  • Part E We will now test for the null hypothesis that “January is different”: H0: ß1 = 0 Ha: ß1 ≠ 0 Using a 5% significance level and checking the p- values of the DUMJ variable, we observe that we cannot reject H0 (for each observation p-value is larger than 0.05 and t-statistic is smaller than 1.98) We conclude that the intercept in the CAPM regression is the same for January and the remaining 11 months of the year
  • Part E We now test the null hypothesis that “January is better” which corresponds to a one-sided test for the DUMJ variable: H0: ß1 = 0 Ha: ß1 > 0 We compare the t--statistic of the ß1 parameter for each of the observations with 1.658 and observe that it is less than 1.658 in all the cases We therefore conclude that the “January is better” hypothesis is false for all our chosen companies
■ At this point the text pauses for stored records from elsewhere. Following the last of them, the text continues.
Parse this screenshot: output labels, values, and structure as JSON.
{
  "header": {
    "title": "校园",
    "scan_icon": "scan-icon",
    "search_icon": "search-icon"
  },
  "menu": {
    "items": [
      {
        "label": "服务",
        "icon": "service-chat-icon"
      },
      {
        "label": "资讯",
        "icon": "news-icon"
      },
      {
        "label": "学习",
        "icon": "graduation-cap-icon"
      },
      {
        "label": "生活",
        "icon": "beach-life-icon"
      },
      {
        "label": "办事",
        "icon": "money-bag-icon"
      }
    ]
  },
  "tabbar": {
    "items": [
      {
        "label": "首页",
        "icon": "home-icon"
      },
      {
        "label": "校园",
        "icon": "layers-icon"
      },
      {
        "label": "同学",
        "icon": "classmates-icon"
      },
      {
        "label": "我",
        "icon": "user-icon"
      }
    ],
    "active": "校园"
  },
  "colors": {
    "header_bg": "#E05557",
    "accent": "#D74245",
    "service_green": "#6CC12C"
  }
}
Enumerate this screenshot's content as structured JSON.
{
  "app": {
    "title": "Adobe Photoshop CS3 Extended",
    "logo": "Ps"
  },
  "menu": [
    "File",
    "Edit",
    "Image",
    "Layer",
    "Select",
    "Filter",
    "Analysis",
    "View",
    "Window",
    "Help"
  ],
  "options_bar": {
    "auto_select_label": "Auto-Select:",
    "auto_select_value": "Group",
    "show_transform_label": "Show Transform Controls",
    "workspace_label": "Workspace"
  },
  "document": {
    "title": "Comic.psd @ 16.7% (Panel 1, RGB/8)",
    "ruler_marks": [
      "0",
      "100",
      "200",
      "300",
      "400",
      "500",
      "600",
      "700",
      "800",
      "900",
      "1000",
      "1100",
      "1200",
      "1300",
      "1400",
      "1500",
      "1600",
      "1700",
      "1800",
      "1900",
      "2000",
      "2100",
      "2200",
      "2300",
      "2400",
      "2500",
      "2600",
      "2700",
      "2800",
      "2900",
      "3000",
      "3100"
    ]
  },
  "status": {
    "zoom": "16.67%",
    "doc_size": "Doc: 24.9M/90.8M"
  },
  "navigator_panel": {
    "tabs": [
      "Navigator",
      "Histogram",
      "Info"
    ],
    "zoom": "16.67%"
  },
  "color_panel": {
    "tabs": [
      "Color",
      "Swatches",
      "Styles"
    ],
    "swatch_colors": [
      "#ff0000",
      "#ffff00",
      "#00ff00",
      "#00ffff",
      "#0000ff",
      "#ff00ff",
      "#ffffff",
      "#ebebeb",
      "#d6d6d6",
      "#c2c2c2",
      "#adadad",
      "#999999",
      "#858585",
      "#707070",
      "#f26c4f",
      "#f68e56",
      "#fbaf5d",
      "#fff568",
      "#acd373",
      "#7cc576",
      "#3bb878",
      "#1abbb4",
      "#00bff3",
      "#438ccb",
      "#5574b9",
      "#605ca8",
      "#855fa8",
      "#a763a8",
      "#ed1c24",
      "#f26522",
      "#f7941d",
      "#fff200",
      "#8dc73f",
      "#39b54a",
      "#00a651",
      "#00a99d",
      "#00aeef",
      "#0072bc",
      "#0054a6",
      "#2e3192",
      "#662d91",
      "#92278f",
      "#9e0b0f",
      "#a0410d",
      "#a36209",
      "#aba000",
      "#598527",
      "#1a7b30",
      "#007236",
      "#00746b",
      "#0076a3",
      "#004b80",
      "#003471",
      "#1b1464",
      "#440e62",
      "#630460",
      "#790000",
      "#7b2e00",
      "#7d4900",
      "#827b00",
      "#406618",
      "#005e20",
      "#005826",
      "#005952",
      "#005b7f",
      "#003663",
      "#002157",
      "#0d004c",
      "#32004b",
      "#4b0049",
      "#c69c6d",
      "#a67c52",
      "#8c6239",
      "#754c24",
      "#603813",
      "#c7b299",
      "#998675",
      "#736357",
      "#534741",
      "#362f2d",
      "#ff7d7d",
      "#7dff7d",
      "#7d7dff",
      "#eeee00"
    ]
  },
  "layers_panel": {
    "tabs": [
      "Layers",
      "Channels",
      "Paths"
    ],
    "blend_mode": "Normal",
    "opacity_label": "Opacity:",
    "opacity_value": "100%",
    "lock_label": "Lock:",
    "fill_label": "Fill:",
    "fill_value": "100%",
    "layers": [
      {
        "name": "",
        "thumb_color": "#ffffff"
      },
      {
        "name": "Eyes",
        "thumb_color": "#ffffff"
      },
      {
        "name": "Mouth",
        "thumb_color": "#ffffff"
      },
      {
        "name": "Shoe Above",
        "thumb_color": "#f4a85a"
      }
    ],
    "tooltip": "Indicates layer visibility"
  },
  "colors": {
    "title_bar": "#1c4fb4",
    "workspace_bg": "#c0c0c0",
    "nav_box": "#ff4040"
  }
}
  • Part F In Part A, “January premium” affected the returns of both the risk-free and the risky assets & in Part B, we assumed that the premium affected only the risky assets returns. But we concluded in both cases that if a “January premium” does exist, it cannot be tested for within the CAPM framework. In Part C, we used 6 companies from 3 different industries and investigated them by introducing a dummy variable for January (DUMJ) and running the regression: rp = α + ß (DUMJ), but we were not able to reject the null hypothesis and can conclude that “January is different” at 5% significance level for every company.
  • Part F In part E we allowed for a difference only in the intercept term within the CAPM framework and ran the regression: rp – rf = α + ß1(DUMJ) + ß2(rm – rf) + ε. We concluded that at a 95% confidence interval, the intercept does not change significantly in January for all the chosen companies. Hence, based on the results in each part of the given exercise we are in a position to conclude that the returns and the risk-premiums are not significantly different in January as compared to the other months of the year, i.e., January is not different.
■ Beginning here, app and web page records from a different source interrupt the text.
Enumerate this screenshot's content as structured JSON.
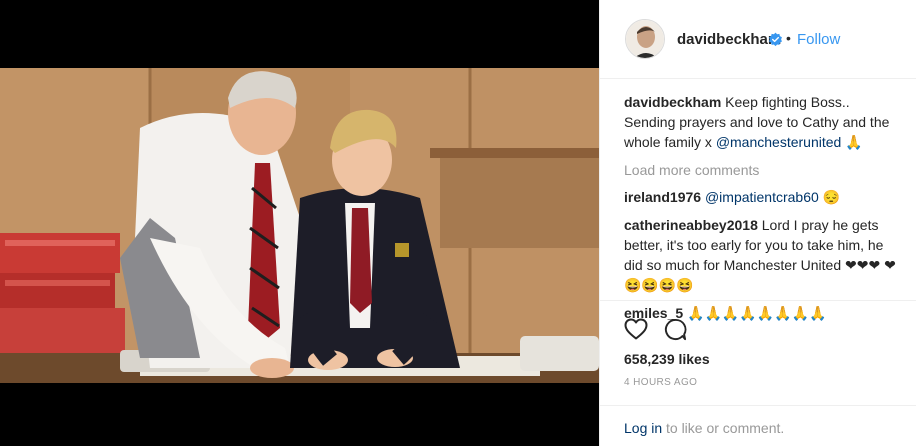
{
  "post": {
    "username": "davidbeckham",
    "dot": "•",
    "follow_label": "Follow",
    "caption": {
      "user": "davidbeckham",
      "text": "Keep fighting Boss.. Sending prayers and love to Cathy and the whole family x ",
      "mention": "@manchesterunited",
      "emoji": " 🙏"
    },
    "load_more": "Load more comments",
    "comments": [
      {
        "user": "ireland1976",
        "mention": "@impatientcrab60",
        "text": " 😔"
      },
      {
        "user": "catherineabbey2018",
        "text": "Lord I pray he gets better, it's too early for you to take him, he did so much for Manchester United ❤❤❤ ❤😆😆😆😆"
      },
      {
        "user": "emiles_5",
        "text": "🙏🙏🙏🙏🙏🙏🙏🙏"
      }
    ],
    "likes": "658,239 likes",
    "time_ago": "4 HOURS AGO",
    "login_link": "Log in",
    "login_rest": "to like or comment."
  },
  "icons": {
    "heart": "heart-outline-icon",
    "comment": "comment-bubble-icon",
    "verified": "verified-badge-icon"
  },
  "colors": {
    "link_blue": "#3897f0",
    "mention_navy": "#003569",
    "muted_gray": "#999999",
    "text": "#262626"
  }
}
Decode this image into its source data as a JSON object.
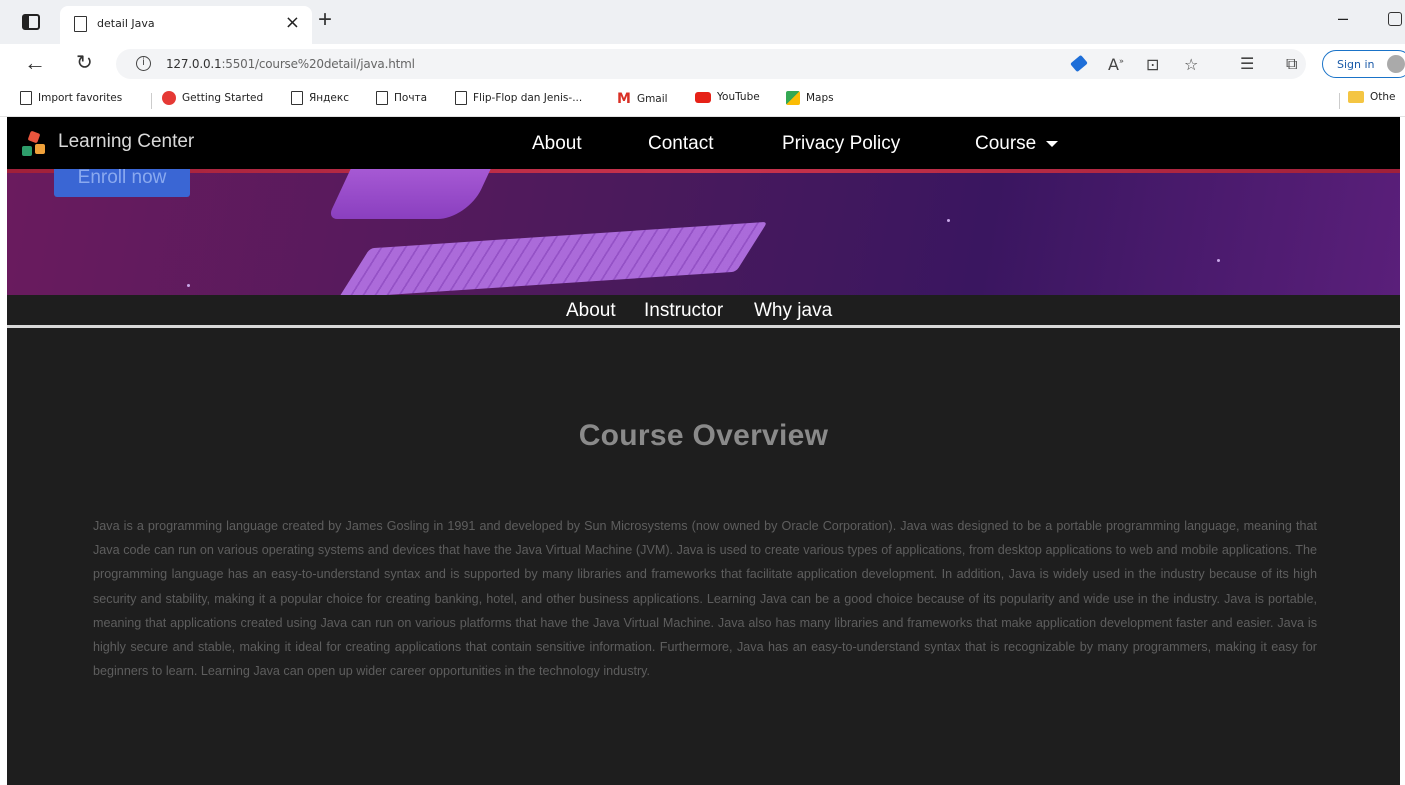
{
  "browser": {
    "tab_title": "detail Java",
    "tab_close": "×",
    "new_tab": "+",
    "minimize": "–",
    "url_host": "127.0.0.1",
    "url_rest": ":5501/course%20detail/java.html",
    "sign_in": "Sign in",
    "icons": [
      "back-arrow-icon",
      "refresh-icon",
      "info-icon",
      "tag-icon",
      "read-aloud-icon",
      "immersive-reader-icon",
      "add-favorite-icon",
      "favorites-icon",
      "collections-icon"
    ],
    "favorites": [
      {
        "label": "Import favorites",
        "icon": "import-icon"
      },
      {
        "label": "Getting Started",
        "icon": "opera-icon"
      },
      {
        "label": "Яндекс",
        "icon": "page-icon"
      },
      {
        "label": "Почта",
        "icon": "page-icon"
      },
      {
        "label": "Flip-Flop dan Jenis-...",
        "icon": "page-icon"
      },
      {
        "label": "Gmail",
        "icon": "gmail-icon"
      },
      {
        "label": "YouTube",
        "icon": "youtube-icon"
      },
      {
        "label": "Maps",
        "icon": "maps-icon"
      }
    ],
    "other_favorites": "Othe"
  },
  "site": {
    "brand": "Learning Center",
    "nav": [
      "About",
      "Contact",
      "Privacy Policy",
      "Course"
    ],
    "enroll_button": "Enroll now",
    "subnav": [
      "About",
      "Instructor",
      "Why java"
    ],
    "overview_title": "Course Overview",
    "overview_text": "Java is a programming language created by James Gosling in 1991 and developed by Sun Microsystems (now owned by Oracle Corporation). Java was designed to be a portable programming language, meaning that Java code can run on various operating systems and devices that have the Java Virtual Machine (JVM). Java is used to create various types of applications, from desktop applications to web and mobile applications. The programming language has an easy-to-understand syntax and is supported by many libraries and frameworks that facilitate application development. In addition, Java is widely used in the industry because of its high security and stability, making it a popular choice for creating banking, hotel, and other business applications. Learning Java can be a good choice because of its popularity and wide use in the industry. Java is portable, meaning that applications created using Java can run on various platforms that have the Java Virtual Machine. Java also has many libraries and frameworks that make application development faster and easier. Java is highly secure and stable, making it ideal for creating applications that contain sensitive information. Furthermore, Java has an easy-to-understand syntax that is recognizable by many programmers, making it easy for beginners to learn. Learning Java can open up wider career opportunities in the technology industry."
  },
  "colors": {
    "navbar": "#000000",
    "page_bg": "#1e1e1e",
    "enroll": "#3a66d4",
    "hero_purple": "#4a1a5c"
  }
}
  • References [1] Berndt, "The Practice of Econometrics; Chapter 2 – The Capital Asset Pricing Model: An Application of Bivariate Regression Analysis” [2] Prof. Dr. Bernhard Schipp, Course Script: “Financial Markets and Financial Institutions (Essentials of Quantitative Finance)”
  • Thank you!